Task to carry out: All of the entries need to be set down exactly as they read.

Input data:
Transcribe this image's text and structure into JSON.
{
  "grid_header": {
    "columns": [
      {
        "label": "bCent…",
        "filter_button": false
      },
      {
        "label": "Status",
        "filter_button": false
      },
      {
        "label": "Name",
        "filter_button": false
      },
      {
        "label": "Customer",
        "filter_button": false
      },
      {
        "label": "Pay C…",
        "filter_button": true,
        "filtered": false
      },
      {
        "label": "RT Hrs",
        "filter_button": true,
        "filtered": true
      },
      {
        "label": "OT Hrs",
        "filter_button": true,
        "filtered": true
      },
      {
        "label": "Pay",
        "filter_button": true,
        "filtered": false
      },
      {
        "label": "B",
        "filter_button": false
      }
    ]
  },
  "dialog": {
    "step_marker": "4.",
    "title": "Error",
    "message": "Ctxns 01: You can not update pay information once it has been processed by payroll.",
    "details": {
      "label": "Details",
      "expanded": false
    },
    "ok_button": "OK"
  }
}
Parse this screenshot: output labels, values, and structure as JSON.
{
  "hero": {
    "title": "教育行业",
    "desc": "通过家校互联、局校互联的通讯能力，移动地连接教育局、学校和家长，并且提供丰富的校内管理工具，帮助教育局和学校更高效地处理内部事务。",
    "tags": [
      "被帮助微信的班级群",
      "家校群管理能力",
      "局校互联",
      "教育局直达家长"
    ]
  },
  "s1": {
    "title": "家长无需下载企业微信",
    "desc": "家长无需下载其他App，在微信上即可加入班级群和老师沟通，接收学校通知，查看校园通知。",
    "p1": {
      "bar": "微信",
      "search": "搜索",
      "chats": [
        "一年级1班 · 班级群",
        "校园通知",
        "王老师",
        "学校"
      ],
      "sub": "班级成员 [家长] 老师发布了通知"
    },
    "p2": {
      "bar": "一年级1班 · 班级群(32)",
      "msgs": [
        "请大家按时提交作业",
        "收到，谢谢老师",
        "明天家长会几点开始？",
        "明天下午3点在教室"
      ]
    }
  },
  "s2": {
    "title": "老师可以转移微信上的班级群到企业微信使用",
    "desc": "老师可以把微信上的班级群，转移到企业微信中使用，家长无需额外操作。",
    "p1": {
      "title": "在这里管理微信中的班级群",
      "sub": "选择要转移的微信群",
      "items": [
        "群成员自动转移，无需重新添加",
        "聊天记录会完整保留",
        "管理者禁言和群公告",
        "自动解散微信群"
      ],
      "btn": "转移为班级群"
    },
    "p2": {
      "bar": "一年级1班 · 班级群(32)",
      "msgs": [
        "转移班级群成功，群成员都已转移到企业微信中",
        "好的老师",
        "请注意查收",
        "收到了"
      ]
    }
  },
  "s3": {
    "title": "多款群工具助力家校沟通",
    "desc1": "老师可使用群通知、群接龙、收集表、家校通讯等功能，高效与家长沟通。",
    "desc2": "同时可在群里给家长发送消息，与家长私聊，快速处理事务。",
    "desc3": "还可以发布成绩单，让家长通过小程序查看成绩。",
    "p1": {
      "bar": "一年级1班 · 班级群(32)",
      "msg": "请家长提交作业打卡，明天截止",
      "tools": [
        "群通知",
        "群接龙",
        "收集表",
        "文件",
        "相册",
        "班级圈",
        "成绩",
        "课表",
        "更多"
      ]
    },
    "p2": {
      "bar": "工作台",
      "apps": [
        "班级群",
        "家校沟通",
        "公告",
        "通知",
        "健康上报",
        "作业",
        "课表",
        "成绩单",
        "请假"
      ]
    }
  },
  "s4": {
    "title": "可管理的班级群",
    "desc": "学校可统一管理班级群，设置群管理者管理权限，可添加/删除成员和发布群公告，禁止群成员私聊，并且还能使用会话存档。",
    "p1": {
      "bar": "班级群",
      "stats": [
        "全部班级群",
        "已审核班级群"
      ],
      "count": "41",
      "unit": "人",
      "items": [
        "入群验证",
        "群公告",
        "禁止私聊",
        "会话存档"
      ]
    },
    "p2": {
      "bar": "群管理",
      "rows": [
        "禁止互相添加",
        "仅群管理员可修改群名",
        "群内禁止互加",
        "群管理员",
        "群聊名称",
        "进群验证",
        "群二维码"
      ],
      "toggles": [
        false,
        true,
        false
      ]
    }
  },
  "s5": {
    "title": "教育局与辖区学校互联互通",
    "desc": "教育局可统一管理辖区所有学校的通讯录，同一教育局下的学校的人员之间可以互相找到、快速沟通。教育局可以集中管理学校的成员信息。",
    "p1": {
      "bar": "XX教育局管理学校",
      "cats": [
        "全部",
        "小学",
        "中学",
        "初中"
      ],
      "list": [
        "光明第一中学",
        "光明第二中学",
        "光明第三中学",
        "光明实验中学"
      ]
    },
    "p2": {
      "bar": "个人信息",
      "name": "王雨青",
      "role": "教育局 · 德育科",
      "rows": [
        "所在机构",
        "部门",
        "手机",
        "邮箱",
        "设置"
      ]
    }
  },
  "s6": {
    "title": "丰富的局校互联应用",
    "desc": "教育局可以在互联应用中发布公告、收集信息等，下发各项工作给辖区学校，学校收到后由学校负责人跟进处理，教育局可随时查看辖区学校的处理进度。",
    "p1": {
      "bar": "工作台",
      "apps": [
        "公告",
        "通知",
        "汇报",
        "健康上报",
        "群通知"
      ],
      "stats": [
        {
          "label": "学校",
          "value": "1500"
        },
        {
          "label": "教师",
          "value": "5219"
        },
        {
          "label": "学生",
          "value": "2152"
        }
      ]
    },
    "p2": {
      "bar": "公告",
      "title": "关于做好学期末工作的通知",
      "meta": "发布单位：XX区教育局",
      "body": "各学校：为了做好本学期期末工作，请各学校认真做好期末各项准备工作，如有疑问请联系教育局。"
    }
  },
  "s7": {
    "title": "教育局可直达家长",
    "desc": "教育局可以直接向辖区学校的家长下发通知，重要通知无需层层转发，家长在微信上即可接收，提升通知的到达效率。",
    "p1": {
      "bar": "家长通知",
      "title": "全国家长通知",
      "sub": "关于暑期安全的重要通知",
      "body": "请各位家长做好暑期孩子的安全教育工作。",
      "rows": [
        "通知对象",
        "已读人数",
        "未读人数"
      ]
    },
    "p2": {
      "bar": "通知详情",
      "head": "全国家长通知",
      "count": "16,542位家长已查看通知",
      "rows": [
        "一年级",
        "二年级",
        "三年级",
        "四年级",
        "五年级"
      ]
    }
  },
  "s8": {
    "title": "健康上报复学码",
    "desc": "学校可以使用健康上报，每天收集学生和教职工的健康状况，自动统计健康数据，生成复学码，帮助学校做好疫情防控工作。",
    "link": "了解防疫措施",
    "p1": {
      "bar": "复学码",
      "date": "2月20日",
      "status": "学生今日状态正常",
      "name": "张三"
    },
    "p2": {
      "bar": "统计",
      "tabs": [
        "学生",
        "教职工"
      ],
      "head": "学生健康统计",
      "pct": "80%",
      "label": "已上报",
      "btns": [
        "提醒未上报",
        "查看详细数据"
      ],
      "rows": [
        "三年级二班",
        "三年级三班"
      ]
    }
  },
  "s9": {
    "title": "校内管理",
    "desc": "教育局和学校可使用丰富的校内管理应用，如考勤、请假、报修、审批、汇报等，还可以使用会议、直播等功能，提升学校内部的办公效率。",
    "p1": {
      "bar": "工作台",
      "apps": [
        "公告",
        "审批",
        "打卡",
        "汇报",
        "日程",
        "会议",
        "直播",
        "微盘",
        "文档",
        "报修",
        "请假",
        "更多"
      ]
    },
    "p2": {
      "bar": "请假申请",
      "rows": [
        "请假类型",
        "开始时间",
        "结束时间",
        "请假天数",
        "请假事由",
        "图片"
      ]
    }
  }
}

Completed task:
Transcribe this image's text and structure into JSON.
{
  "grid_header": {
    "columns": [
      {
        "label": "bCent…",
        "filter_button": false
      },
      {
        "label": "Status",
        "filter_button": false
      },
      {
        "label": "Name",
        "filter_button": false
      },
      {
        "label": "Customer",
        "filter_button": false
      },
      {
        "label": "Pay C…",
        "filter_button": true,
        "filtered": false
      },
      {
        "label": "RT Hrs",
        "filter_button": true,
        "filtered": true
      },
      {
        "label": "OT Hrs",
        "filter_button": true,
        "filtered": true
      },
      {
        "label": "Pay",
        "filter_button": true,
        "filtered": false
      },
      {
        "label": "B",
        "filter_button": false
      }
    ]
  },
  "dialog": {
    "step_marker": "4.",
    "title": "Error",
    "message": "Ctxns 01: You can not update pay information once it has been processed by payroll.",
    "details": {
      "label": "Details",
      "expanded": false
    },
    "ok_button": "OK"
  }
}
Parse this screenshot: output labels, values, and structure as JSON.
{
  "hero": {
    "title": "教育行业",
    "desc": "通过家校互联、局校互联的通讯能力，移动地连接教育局、学校和家长，并且提供丰富的校内管理工具，帮助教育局和学校更高效地处理内部事务。",
    "tags": [
      "被帮助微信的班级群",
      "家校群管理能力",
      "局校互联",
      "教育局直达家长"
    ]
  },
  "s1": {
    "title": "家长无需下载企业微信",
    "desc": "家长无需下载其他App，在微信上即可加入班级群和老师沟通，接收学校通知，查看校园通知。",
    "p1": {
      "bar": "微信",
      "search": "搜索",
      "chats": [
        "一年级1班 · 班级群",
        "校园通知",
        "王老师",
        "学校"
      ],
      "sub": "班级成员 [家长] 老师发布了通知"
    },
    "p2": {
      "bar": "一年级1班 · 班级群(32)",
      "msgs": [
        "请大家按时提交作业",
        "收到，谢谢老师",
        "明天家长会几点开始？",
        "明天下午3点在教室"
      ]
    }
  },
  "s2": {
    "title": "老师可以转移微信上的班级群到企业微信使用",
    "desc": "老师可以把微信上的班级群，转移到企业微信中使用，家长无需额外操作。",
    "p1": {
      "title": "在这里管理微信中的班级群",
      "sub": "选择要转移的微信群",
      "items": [
        "群成员自动转移，无需重新添加",
        "聊天记录会完整保留",
        "管理者禁言和群公告",
        "自动解散微信群"
      ],
      "btn": "转移为班级群"
    },
    "p2": {
      "bar": "一年级1班 · 班级群(32)",
      "msgs": [
        "转移班级群成功，群成员都已转移到企业微信中",
        "好的老师",
        "请注意查收",
        "收到了"
      ]
    }
  },
  "s3": {
    "title": "多款群工具助力家校沟通",
    "desc1": "老师可使用群通知、群接龙、收集表、家校通讯等功能，高效与家长沟通。",
    "desc2": "同时可在群里给家长发送消息，与家长私聊，快速处理事务。",
    "desc3": "还可以发布成绩单，让家长通过小程序查看成绩。",
    "p1": {
      "bar": "一年级1班 · 班级群(32)",
      "msg": "请家长提交作业打卡，明天截止",
      "tools": [
        "群通知",
        "群接龙",
        "收集表",
        "文件",
        "相册",
        "班级圈",
        "成绩",
        "课表",
        "更多"
      ]
    },
    "p2": {
      "bar": "工作台",
      "apps": [
        "班级群",
        "家校沟通",
        "公告",
        "通知",
        "健康上报",
        "作业",
        "课表",
        "成绩单",
        "请假"
      ]
    }
  },
  "s4": {
    "title": "可管理的班级群",
    "desc": "学校可统一管理班级群，设置群管理者管理权限，可添加/删除成员和发布群公告，禁止群成员私聊，并且还能使用会话存档。",
    "p1": {
      "bar": "班级群",
      "stats": [
        "全部班级群",
        "已审核班级群"
      ],
      "count": "41",
      "unit": "人",
      "items": [
        "入群验证",
        "群公告",
        "禁止私聊",
        "会话存档"
      ]
    },
    "p2": {
      "bar": "群管理",
      "rows": [
        "禁止互相添加",
        "仅群管理员可修改群名",
        "群内禁止互加",
        "群管理员",
        "群聊名称",
        "进群验证",
        "群二维码"
      ],
      "toggles": [
        false,
        true,
        false
      ]
    }
  },
  "s5": {
    "title": "教育局与辖区学校互联互通",
    "desc": "教育局可统一管理辖区所有学校的通讯录，同一教育局下的学校的人员之间可以互相找到、快速沟通。教育局可以集中管理学校的成员信息。",
    "p1": {
      "bar": "XX教育局管理学校",
      "cats": [
        "全部",
        "小学",
        "中学",
        "初中"
      ],
      "list": [
        "光明第一中学",
        "光明第二中学",
        "光明第三中学",
        "光明实验中学"
      ]
    },
    "p2": {
      "bar": "个人信息",
      "name": "王雨青",
      "role": "教育局 · 德育科",
      "rows": [
        "所在机构",
        "部门",
        "手机",
        "邮箱",
        "设置"
      ]
    }
  },
  "s6": {
    "title": "丰富的局校互联应用",
    "desc": "教育局可以在互联应用中发布公告、收集信息等，下发各项工作给辖区学校，学校收到后由学校负责人跟进处理，教育局可随时查看辖区学校的处理进度。",
    "p1": {
      "bar": "工作台",
      "apps": [
        "公告",
        "通知",
        "汇报",
        "健康上报",
        "群通知"
      ],
      "stats": [
        {
          "label": "学校",
          "value": "1500"
        },
        {
          "label": "教师",
          "value": "5219"
        },
        {
          "label": "学生",
          "value": "2152"
        }
      ]
    },
    "p2": {
      "bar": "公告",
      "title": "关于做好学期末工作的通知",
      "meta": "发布单位：XX区教育局",
      "body": "各学校：为了做好本学期期末工作，请各学校认真做好期末各项准备工作，如有疑问请联系教育局。"
    }
  },
  "s7": {
    "title": "教育局可直达家长",
    "desc": "教育局可以直接向辖区学校的家长下发通知，重要通知无需层层转发，家长在微信上即可接收，提升通知的到达效率。",
    "p1": {
      "bar": "家长通知",
      "title": "全国家长通知",
      "sub": "关于暑期安全的重要通知",
      "body": "请各位家长做好暑期孩子的安全教育工作。",
      "rows": [
        "通知对象",
        "已读人数",
        "未读人数"
      ]
    },
    "p2": {
      "bar": "通知详情",
      "head": "全国家长通知",
      "count": "16,542位家长已查看通知",
      "rows": [
        "一年级",
        "二年级",
        "三年级",
        "四年级",
        "五年级"
      ]
    }
  },
  "s8": {
    "title": "健康上报复学码",
    "desc": "学校可以使用健康上报，每天收集学生和教职工的健康状况，自动统计健康数据，生成复学码，帮助学校做好疫情防控工作。",
    "link": "了解防疫措施",
    "p1": {
      "bar": "复学码",
      "date": "2月20日",
      "status": "学生今日状态正常",
      "name": "张三"
    },
    "p2": {
      "bar": "统计",
      "tabs": [
        "学生",
        "教职工"
      ],
      "head": "学生健康统计",
      "pct": "80%",
      "label": "已上报",
      "btns": [
        "提醒未上报",
        "查看详细数据"
      ],
      "rows": [
        "三年级二班",
        "三年级三班"
      ]
    }
  },
  "s9": {
    "title": "校内管理",
    "desc": "教育局和学校可使用丰富的校内管理应用，如考勤、请假、报修、审批、汇报等，还可以使用会议、直播等功能，提升学校内部的办公效率。",
    "p1": {
      "bar": "工作台",
      "apps": [
        "公告",
        "审批",
        "打卡",
        "汇报",
        "日程",
        "会议",
        "直播",
        "微盘",
        "文档",
        "报修",
        "请假",
        "更多"
      ]
    },
    "p2": {
      "bar": "请假申请",
      "rows": [
        "请假类型",
        "开始时间",
        "结束时间",
        "请假天数",
        "请假事由",
        "图片"
      ]
    }
  }
}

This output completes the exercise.